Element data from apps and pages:
# # #
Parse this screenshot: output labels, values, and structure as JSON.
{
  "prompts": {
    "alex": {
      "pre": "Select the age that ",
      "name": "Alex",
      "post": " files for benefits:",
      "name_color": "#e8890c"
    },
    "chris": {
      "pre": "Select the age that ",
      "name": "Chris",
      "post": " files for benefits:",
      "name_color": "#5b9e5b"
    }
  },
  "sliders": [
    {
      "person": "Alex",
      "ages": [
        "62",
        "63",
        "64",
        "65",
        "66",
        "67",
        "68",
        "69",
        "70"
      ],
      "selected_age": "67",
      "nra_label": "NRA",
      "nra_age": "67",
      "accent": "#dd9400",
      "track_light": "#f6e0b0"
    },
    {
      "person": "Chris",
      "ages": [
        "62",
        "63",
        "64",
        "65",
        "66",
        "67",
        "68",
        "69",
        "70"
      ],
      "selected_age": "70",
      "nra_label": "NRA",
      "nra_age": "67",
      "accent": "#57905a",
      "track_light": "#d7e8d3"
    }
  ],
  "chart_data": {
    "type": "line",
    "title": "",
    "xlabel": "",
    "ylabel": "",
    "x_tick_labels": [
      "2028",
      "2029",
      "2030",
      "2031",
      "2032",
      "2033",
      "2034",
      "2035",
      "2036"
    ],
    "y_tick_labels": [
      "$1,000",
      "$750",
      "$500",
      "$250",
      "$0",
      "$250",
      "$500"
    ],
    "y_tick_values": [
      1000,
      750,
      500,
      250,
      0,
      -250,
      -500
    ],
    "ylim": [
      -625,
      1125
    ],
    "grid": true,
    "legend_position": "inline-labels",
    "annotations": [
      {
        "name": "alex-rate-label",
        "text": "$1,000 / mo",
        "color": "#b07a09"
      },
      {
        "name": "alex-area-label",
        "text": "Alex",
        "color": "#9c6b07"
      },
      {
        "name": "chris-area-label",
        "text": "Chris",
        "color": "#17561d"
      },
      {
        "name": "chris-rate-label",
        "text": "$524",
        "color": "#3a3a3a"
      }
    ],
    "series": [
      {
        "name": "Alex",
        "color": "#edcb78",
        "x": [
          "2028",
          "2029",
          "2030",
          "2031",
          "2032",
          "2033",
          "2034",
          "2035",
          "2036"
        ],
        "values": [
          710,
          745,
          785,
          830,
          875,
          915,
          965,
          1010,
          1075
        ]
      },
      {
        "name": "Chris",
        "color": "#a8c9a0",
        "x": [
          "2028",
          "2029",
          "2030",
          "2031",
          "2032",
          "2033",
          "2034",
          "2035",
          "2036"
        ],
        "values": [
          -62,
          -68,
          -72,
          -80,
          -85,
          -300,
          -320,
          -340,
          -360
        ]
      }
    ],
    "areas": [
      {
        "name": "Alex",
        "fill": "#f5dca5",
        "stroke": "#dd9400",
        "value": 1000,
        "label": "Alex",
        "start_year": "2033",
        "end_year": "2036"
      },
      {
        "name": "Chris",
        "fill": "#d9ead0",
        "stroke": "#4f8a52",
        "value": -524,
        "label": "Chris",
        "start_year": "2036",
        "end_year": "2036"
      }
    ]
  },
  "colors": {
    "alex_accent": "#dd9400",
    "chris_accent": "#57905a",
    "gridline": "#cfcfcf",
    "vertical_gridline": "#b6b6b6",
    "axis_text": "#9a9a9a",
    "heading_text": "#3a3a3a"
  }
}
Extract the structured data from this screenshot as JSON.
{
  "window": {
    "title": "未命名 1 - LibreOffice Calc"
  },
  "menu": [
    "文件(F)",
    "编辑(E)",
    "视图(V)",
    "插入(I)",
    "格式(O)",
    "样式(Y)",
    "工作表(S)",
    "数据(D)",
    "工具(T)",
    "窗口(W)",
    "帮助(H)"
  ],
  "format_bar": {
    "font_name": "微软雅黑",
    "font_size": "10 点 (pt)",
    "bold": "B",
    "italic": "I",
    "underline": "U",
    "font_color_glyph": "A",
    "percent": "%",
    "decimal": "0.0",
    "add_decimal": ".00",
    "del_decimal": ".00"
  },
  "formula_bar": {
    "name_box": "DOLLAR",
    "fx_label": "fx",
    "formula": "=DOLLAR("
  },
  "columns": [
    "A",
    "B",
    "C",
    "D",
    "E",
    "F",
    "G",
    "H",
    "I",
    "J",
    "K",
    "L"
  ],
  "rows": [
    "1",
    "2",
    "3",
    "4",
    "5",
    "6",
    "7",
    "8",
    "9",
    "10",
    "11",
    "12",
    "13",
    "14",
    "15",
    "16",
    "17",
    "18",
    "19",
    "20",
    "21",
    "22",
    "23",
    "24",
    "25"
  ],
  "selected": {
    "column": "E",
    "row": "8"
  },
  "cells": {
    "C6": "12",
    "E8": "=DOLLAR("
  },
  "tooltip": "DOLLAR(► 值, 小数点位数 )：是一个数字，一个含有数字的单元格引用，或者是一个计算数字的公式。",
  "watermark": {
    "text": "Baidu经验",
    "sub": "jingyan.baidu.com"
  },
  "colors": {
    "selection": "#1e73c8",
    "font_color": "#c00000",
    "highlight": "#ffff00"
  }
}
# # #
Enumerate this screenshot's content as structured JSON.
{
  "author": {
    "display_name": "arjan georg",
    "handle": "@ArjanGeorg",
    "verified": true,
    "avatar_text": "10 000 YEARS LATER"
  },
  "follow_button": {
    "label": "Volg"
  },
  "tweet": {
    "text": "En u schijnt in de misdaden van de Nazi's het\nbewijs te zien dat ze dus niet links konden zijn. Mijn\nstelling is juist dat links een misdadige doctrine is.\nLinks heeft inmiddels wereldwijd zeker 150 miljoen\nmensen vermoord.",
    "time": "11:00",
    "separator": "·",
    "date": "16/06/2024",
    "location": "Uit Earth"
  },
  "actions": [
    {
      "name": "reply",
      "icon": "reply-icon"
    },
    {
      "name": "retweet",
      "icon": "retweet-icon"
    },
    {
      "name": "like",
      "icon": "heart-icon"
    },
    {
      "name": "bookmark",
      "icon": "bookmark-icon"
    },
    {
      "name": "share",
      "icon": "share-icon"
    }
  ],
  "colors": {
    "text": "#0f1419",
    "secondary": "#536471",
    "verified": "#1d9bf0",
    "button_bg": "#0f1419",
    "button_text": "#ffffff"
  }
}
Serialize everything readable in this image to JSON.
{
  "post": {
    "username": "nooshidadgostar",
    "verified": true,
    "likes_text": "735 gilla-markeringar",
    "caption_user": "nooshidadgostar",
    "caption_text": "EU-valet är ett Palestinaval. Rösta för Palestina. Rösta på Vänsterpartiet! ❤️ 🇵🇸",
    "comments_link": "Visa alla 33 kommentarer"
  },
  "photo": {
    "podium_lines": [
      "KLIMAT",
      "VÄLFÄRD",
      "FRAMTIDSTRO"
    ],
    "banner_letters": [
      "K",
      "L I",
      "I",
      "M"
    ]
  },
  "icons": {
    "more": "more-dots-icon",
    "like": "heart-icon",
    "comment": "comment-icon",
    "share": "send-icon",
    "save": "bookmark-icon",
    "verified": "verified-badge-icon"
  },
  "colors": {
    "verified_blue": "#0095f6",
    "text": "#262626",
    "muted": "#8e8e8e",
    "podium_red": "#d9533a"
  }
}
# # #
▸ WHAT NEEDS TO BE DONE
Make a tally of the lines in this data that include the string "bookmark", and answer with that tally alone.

▸ WRITTEN SOLUTION
3